§ Exercise objective
The word "category" occurs in some lines of the data. Return each such line.

Page and application data records:
|---|
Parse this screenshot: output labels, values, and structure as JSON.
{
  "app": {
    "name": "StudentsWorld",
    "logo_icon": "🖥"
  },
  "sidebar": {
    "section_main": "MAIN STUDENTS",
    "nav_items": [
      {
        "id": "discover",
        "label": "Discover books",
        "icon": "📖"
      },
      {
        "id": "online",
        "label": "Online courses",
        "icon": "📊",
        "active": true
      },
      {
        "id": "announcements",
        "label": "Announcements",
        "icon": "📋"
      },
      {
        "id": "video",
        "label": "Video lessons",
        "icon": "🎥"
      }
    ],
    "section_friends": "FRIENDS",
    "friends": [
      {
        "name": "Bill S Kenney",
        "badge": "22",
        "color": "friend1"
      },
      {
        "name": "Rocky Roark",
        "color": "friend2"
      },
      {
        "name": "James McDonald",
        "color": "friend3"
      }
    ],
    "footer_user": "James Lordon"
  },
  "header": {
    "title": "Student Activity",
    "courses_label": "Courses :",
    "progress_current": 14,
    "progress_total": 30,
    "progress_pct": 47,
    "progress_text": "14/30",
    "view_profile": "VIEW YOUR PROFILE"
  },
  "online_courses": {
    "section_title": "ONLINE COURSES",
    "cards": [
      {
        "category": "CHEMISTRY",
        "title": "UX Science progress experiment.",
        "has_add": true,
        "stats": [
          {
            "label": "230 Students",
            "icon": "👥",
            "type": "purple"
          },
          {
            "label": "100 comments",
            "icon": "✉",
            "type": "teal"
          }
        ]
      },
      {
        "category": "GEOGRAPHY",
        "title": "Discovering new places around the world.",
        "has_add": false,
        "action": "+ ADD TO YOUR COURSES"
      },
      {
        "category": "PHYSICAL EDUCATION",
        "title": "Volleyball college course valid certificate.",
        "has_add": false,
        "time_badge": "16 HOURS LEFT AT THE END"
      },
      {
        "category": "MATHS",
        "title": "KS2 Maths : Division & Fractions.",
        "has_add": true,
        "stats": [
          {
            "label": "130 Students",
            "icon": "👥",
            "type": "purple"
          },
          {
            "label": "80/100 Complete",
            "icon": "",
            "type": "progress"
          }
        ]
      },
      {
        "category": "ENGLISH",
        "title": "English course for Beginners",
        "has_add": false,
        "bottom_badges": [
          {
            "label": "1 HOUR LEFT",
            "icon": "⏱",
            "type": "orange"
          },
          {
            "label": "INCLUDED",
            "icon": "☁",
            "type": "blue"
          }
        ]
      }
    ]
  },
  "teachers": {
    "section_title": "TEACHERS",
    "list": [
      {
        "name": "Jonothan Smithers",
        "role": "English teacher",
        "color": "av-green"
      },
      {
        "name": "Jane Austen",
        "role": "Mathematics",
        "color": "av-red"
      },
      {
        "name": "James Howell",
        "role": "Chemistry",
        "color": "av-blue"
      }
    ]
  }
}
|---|
§ Result of this exercise
        "category": "CHEMISTRY",
        "category": "GEOGRAPHY",
        "category": "PHYSICAL EDUCATION",
        "category": "MATHS",
        "category": "ENGLISH",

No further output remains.